▶ What is required: Whenever a line carries the word "image", pull it out of the entries.

Component data from apps and pages:
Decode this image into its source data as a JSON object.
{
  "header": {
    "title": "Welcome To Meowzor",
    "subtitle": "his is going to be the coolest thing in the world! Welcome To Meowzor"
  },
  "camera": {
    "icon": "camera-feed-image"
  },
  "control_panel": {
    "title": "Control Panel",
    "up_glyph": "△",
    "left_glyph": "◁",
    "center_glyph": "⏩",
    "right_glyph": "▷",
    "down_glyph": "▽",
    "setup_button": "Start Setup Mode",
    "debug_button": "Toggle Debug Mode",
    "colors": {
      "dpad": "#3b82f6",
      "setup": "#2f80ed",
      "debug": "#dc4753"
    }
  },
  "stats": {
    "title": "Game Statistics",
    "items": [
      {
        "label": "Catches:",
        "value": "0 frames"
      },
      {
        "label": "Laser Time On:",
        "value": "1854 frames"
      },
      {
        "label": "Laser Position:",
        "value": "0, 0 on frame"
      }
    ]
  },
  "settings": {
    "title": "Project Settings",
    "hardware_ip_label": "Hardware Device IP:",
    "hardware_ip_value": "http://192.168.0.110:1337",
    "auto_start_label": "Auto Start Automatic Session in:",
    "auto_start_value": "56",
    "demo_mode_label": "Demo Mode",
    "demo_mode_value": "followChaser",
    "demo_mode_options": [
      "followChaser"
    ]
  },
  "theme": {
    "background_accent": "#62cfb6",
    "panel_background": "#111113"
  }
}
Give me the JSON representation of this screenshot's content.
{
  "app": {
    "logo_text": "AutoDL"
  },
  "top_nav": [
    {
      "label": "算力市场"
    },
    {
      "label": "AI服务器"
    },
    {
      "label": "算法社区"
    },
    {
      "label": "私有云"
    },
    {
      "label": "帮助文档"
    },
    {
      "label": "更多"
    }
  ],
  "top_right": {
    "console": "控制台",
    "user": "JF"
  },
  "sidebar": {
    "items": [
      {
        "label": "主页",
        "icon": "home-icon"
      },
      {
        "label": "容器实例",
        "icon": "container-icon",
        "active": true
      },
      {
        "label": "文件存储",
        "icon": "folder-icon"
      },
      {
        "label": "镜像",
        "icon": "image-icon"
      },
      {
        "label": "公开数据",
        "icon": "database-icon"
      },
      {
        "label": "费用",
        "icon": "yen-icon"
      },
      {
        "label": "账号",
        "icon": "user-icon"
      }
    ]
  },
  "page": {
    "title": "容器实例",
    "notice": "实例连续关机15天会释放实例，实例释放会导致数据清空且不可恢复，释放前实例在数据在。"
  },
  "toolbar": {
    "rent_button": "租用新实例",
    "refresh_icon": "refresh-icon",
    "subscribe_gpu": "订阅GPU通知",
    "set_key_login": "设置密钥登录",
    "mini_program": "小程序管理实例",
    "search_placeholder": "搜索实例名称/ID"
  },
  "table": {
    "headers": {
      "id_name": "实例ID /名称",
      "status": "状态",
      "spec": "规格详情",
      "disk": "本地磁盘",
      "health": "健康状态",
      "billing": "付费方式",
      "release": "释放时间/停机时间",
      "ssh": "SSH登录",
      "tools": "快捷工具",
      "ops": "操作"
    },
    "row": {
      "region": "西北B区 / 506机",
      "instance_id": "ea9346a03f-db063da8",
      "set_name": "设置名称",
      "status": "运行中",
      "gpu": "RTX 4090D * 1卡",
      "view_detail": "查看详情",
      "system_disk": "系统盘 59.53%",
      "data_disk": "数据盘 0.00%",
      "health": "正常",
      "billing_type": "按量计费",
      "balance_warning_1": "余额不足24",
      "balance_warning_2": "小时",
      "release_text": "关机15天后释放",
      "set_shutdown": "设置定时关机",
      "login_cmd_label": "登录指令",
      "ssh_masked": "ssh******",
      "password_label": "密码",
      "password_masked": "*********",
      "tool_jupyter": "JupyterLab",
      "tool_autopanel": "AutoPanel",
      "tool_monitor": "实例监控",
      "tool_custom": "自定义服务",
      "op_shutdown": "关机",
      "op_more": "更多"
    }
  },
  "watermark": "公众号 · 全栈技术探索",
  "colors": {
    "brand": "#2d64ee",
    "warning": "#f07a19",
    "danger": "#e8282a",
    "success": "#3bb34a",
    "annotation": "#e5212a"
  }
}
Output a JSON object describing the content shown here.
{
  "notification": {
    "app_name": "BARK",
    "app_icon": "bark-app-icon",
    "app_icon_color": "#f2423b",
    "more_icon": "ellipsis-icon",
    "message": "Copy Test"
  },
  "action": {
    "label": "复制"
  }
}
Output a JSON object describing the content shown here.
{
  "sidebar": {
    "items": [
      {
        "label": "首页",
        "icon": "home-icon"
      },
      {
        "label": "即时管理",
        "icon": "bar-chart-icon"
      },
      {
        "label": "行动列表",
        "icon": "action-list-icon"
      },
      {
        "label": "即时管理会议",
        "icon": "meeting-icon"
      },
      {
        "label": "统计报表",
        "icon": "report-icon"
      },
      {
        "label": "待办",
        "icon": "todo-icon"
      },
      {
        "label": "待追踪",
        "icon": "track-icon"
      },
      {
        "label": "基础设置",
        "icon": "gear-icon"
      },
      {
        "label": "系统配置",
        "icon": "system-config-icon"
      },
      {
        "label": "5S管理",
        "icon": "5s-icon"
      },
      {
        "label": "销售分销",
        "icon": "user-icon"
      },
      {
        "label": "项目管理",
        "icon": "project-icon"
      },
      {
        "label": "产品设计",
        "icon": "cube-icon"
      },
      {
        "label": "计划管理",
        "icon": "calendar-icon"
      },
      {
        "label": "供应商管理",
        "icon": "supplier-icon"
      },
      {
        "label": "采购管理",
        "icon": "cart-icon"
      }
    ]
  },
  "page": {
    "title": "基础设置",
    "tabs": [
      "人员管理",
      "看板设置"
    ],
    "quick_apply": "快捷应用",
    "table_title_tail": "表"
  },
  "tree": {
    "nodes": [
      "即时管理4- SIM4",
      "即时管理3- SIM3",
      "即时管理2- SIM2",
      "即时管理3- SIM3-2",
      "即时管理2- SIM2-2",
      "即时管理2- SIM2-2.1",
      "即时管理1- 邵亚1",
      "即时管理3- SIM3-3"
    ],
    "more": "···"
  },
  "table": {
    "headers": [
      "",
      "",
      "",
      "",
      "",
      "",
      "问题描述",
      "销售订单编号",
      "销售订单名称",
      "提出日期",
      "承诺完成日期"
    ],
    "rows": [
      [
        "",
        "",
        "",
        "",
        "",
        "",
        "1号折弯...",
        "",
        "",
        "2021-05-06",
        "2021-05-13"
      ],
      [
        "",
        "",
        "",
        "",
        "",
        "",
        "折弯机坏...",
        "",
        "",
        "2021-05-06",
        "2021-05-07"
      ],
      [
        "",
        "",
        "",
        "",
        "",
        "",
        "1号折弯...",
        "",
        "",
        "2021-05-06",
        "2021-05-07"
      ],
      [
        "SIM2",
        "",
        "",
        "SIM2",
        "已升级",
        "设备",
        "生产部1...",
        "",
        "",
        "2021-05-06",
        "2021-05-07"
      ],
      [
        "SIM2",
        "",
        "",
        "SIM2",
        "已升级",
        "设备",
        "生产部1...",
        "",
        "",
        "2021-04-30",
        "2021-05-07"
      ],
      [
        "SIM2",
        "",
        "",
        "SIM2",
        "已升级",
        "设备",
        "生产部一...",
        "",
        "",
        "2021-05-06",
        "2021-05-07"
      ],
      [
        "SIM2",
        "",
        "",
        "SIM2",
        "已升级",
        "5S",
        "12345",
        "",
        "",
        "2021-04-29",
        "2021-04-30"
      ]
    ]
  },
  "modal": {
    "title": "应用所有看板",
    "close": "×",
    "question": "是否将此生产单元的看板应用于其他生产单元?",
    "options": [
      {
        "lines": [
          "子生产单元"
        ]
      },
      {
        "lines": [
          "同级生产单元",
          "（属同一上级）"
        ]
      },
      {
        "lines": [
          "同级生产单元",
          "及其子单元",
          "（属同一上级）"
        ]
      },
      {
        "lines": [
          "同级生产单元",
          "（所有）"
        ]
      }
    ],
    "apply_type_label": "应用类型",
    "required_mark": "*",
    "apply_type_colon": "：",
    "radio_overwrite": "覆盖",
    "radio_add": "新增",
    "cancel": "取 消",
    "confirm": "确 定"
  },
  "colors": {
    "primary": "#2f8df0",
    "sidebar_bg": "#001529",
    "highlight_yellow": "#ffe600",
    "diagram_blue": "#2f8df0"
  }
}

▶ Written solution:
Decode this image into its source data as a JSON object.
    "icon": "camera-feed-image"
        "icon": "image-icon"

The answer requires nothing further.